This month's brown bag lunch for the Institute for Nuclear Security focused mostly on the difficulties in being a reporter for one of the world's most secure sites. The Y-12 facility in Oak Ridge is where components for the entire U.S. nuclear arsenal are constructed, and is the birth of the Manhattan Project, the secret program in World War II that ushered in the nuclear age.
Munger, a Tennessee native whose parents worked on the Manhattan Project, works for the Knoxville News Sentinel and previously for the Memphis Commercial Appeal as well as the Evansville Courier & Press in Indiana. He currently runs the blog Atomic City Underground, which focuses on matters of nuclear security and technology.
For about an hour, Munger spoke about the balance he must strike between being a journalist and informing the public on matters they have a right to know, while trying to get information out of one the most secure government installations in the country, and its programs.
As an example, in 1994 when Munger started to investigate what Project Sapphire was, (a secret program to remove nuclear material from Kazakhstan) he recalls government officials calling Scripps, his newspaper's parent company. They demanded he not print a word, while he himself was still in the dark about even the basic function of the program.
He also noted how much more difficult the job has become in the recent years, with the government becoming more secretive and not forthcoming with even basic, unclassified information.
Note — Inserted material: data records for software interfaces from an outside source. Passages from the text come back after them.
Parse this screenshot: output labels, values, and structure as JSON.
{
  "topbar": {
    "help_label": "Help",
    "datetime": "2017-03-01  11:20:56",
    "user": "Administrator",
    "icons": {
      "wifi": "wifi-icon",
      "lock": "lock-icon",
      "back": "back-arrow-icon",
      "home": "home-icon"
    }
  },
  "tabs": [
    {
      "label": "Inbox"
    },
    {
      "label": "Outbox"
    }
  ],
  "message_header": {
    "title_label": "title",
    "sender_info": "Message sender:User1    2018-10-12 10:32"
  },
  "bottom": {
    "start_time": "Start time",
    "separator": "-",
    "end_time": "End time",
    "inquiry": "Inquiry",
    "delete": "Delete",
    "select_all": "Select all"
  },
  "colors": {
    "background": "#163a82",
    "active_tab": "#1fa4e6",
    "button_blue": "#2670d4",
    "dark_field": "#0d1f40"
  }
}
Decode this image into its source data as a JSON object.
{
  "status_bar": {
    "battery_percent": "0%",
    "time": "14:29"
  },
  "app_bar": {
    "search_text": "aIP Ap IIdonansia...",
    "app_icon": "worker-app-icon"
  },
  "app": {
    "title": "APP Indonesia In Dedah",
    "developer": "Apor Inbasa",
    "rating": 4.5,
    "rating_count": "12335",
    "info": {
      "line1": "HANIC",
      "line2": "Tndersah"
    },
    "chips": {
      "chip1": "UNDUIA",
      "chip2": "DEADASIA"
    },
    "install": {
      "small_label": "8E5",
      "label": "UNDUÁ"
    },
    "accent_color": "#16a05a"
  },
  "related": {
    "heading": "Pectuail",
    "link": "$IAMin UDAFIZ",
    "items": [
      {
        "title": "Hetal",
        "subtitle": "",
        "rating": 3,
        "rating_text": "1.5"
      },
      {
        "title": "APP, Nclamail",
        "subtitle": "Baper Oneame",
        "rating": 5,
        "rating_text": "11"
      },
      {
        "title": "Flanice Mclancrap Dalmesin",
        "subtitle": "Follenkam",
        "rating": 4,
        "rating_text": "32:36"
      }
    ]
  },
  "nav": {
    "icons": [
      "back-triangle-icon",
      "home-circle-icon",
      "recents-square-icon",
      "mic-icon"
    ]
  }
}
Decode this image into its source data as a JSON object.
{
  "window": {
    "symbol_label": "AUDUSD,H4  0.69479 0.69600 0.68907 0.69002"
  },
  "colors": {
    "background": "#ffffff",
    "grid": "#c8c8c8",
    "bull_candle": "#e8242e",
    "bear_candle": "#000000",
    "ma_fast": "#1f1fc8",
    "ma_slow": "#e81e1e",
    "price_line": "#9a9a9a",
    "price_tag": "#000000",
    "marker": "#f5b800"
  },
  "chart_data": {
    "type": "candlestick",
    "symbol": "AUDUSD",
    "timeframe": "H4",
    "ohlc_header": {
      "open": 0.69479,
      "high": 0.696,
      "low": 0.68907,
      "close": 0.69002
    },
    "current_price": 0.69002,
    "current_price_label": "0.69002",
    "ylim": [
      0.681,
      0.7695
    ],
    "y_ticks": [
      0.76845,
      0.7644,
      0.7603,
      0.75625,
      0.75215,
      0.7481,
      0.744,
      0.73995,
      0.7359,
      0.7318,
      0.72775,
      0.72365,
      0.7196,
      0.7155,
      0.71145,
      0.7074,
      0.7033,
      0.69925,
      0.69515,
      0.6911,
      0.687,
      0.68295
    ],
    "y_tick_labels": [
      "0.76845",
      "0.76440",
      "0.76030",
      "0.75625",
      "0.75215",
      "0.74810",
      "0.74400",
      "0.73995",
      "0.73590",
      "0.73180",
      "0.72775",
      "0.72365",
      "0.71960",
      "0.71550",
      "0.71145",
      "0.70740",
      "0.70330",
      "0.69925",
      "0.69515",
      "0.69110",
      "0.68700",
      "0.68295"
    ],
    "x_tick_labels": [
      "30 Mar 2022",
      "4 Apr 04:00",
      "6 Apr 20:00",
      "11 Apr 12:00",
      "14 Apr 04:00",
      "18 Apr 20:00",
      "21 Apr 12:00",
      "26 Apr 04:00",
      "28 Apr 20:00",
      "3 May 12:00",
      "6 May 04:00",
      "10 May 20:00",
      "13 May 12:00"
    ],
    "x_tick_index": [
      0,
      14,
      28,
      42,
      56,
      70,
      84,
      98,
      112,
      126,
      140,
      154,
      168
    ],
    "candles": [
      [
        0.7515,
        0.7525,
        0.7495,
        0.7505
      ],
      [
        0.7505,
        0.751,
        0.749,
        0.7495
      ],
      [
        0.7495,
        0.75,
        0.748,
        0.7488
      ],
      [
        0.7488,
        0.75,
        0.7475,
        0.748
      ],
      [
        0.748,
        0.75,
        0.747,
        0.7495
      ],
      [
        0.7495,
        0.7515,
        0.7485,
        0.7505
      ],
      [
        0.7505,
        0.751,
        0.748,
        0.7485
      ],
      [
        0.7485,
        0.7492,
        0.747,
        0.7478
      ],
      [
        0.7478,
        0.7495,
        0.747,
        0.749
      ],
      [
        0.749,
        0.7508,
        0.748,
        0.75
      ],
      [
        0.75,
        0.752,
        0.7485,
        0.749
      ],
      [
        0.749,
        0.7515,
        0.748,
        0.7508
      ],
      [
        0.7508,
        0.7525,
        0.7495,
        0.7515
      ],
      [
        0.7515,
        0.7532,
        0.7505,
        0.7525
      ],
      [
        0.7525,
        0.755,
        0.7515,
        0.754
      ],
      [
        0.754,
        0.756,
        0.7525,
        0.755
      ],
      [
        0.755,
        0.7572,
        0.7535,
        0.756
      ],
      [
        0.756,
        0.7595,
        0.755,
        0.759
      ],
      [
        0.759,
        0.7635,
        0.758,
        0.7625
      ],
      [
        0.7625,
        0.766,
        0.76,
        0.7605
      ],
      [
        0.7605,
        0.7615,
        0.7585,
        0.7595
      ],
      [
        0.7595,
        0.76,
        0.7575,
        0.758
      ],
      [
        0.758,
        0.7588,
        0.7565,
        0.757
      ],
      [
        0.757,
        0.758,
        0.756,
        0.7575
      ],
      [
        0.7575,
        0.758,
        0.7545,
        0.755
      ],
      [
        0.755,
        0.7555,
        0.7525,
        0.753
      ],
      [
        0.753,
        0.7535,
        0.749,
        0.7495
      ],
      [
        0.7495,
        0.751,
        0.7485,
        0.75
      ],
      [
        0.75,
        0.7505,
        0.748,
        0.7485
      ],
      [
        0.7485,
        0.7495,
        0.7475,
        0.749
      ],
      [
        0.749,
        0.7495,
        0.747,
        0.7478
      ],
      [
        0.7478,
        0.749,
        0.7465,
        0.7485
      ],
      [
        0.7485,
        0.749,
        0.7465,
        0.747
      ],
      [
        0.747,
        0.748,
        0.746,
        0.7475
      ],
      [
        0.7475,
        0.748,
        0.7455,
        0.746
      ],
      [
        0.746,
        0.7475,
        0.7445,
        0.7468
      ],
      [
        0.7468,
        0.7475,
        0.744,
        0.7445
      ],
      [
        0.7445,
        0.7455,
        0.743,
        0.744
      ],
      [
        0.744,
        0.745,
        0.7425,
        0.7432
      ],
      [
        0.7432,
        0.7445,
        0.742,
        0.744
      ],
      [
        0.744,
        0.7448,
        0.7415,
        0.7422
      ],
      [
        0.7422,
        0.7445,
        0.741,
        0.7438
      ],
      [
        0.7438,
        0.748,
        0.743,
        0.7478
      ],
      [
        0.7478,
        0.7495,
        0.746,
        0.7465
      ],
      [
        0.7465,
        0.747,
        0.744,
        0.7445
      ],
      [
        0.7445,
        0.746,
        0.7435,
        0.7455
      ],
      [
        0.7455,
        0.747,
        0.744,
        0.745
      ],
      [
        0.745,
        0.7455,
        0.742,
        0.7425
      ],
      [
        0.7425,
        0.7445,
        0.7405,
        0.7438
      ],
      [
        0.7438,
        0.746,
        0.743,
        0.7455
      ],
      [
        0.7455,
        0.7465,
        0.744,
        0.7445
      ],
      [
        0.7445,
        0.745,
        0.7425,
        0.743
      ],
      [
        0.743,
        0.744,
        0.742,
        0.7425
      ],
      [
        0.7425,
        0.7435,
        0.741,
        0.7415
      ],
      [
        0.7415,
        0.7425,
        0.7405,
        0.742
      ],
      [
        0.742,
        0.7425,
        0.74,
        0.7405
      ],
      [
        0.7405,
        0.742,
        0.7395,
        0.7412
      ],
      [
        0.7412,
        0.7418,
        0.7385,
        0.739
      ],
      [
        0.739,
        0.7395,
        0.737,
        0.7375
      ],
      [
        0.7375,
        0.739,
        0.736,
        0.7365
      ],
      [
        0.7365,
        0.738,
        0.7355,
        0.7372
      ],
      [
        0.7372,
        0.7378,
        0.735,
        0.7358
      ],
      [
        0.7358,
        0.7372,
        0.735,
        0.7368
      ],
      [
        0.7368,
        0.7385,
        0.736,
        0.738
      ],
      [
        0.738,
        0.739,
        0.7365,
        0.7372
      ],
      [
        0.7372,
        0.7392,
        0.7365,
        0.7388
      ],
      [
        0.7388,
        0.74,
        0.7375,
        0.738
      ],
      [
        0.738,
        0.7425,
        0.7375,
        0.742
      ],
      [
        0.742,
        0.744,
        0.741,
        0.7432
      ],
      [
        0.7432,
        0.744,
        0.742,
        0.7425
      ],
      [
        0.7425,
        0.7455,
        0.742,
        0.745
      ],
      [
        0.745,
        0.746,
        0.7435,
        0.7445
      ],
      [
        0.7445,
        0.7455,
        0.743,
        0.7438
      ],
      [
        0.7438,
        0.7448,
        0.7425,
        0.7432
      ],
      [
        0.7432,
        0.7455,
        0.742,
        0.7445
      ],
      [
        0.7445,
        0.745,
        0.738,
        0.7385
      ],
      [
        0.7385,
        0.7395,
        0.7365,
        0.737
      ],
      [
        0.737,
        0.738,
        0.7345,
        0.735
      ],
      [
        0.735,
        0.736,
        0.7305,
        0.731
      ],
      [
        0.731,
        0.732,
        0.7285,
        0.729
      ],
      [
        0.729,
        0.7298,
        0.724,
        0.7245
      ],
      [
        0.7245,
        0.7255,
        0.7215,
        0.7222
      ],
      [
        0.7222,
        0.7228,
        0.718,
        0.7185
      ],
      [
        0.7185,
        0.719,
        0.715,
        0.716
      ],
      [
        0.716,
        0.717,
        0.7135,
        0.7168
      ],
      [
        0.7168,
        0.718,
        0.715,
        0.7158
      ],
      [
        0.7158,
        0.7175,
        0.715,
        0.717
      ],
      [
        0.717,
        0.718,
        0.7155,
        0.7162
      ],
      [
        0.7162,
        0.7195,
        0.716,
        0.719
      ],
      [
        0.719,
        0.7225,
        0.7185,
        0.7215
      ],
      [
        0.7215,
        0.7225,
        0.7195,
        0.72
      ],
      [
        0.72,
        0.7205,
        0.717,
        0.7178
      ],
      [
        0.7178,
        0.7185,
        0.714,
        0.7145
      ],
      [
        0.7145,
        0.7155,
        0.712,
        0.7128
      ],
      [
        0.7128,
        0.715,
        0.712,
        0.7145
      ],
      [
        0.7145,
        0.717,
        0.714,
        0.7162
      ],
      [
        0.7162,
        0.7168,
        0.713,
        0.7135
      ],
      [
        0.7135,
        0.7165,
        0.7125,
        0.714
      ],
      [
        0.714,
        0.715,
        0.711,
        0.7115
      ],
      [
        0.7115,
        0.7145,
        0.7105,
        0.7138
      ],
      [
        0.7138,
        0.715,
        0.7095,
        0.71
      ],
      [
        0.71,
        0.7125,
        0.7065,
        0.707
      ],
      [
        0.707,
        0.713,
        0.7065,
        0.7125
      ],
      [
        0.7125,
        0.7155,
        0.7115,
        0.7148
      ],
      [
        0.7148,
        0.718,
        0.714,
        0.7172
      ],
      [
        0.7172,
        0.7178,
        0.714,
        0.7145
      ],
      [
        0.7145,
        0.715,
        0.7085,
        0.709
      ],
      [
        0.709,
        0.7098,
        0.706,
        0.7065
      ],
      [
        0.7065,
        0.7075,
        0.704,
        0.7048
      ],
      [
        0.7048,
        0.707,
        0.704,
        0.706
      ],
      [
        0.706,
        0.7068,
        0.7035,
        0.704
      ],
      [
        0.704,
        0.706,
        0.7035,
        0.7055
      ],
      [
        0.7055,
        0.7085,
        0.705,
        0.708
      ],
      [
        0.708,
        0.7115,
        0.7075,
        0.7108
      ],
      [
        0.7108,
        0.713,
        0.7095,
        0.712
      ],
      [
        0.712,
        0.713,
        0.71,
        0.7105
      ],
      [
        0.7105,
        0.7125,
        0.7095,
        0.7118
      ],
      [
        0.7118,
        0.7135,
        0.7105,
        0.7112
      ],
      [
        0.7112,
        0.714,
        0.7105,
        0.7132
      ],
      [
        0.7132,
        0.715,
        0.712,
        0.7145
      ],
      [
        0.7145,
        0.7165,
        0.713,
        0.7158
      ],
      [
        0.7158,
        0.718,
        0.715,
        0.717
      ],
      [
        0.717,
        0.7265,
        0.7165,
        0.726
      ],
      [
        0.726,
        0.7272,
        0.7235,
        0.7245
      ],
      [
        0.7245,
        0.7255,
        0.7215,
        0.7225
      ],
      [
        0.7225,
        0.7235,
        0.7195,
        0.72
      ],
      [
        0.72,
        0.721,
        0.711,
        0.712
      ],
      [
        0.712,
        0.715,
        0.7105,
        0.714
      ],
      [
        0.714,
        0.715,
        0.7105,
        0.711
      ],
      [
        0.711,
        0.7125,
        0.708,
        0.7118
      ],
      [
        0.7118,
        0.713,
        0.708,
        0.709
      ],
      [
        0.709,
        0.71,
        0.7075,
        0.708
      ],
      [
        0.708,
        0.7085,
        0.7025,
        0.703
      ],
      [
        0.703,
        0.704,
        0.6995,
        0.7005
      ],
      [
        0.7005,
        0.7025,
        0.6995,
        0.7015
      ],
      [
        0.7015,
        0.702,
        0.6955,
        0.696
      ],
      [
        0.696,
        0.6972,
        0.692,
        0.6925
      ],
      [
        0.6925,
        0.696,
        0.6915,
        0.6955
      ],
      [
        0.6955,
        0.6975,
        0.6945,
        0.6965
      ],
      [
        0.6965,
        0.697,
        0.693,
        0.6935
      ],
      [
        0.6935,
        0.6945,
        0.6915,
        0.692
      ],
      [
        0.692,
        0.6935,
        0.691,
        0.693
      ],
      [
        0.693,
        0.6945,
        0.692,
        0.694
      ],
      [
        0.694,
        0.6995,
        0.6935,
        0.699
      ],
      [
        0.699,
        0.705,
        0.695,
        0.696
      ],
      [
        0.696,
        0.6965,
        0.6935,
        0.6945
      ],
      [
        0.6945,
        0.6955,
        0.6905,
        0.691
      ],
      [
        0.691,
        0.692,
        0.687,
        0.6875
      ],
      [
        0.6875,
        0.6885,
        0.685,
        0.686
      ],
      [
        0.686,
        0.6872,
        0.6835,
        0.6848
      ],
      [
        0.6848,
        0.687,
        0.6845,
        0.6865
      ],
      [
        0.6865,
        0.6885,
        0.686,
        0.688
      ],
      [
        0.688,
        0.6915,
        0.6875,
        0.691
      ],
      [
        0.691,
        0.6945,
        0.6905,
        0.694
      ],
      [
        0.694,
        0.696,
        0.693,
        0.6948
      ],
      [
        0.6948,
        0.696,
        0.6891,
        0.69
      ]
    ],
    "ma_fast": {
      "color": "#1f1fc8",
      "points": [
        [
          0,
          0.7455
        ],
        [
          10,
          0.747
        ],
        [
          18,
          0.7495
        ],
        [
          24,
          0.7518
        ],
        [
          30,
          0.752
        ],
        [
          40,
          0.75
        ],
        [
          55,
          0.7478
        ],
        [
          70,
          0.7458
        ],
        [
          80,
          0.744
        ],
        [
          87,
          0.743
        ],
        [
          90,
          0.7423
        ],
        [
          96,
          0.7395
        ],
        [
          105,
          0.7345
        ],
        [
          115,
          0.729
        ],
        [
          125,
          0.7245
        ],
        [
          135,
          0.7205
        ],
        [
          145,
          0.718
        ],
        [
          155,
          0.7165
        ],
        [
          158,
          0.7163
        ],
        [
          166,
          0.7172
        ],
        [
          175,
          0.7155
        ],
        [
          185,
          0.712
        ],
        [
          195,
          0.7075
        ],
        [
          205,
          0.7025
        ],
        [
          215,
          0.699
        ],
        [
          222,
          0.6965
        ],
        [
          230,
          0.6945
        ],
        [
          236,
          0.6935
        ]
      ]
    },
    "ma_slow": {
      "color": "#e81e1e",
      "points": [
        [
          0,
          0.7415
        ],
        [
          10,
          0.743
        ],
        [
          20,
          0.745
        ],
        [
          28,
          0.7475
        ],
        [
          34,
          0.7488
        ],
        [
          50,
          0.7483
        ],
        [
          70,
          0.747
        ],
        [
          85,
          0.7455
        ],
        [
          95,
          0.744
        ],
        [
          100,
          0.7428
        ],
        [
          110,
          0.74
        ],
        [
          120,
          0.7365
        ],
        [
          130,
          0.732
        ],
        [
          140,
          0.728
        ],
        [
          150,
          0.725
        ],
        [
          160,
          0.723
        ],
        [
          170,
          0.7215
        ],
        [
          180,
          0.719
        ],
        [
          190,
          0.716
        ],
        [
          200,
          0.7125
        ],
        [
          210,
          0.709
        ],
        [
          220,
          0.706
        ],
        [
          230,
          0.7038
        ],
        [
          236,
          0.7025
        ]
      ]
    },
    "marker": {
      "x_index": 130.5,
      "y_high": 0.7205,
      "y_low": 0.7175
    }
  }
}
While in the past Munger had enjoyed much more access to information concerning the site, today he notes that after 9/11 it has become near impossible to get even the most basic, public information from those in charge without some kind of delay.
"I think if I were to ask someone today 'What is the name of that little creek that starts in the middle of Y-12 and flows through much of Oak Ridge?' I think they'd probably have to take about three days to come back and confirm that was the East Fork Poplar Creek. Because I'm serious, even the simplest of questions don't come back the same day," Munger said.
However, Dr. Howard Hall, head of the Department of Nuclear Engineering and founder of the Institute for Nuclear Security, believes that the U.S. will swing back to a more open government, but that it will take time. He also notes that the matter of openness in governments goes through phases but that "these things cycle in years, not months."
"It's going to take a while for the system to relax back to a more normal mode of operation," Hall said. "I think it will, eventually someone is going to come in and say '...If you don't have transparency, we don't have accountability.'"
As part of the Institute for Nuclear Security's monthly brown bag lunch series, this month's speaker will be Ray Smith, the official historian for the Y-12 plant. Smith is scheduled to give his talk, Stories From the Secret City Aug. 30 at the Baker Center. The event will start at noon and is free and open to the public.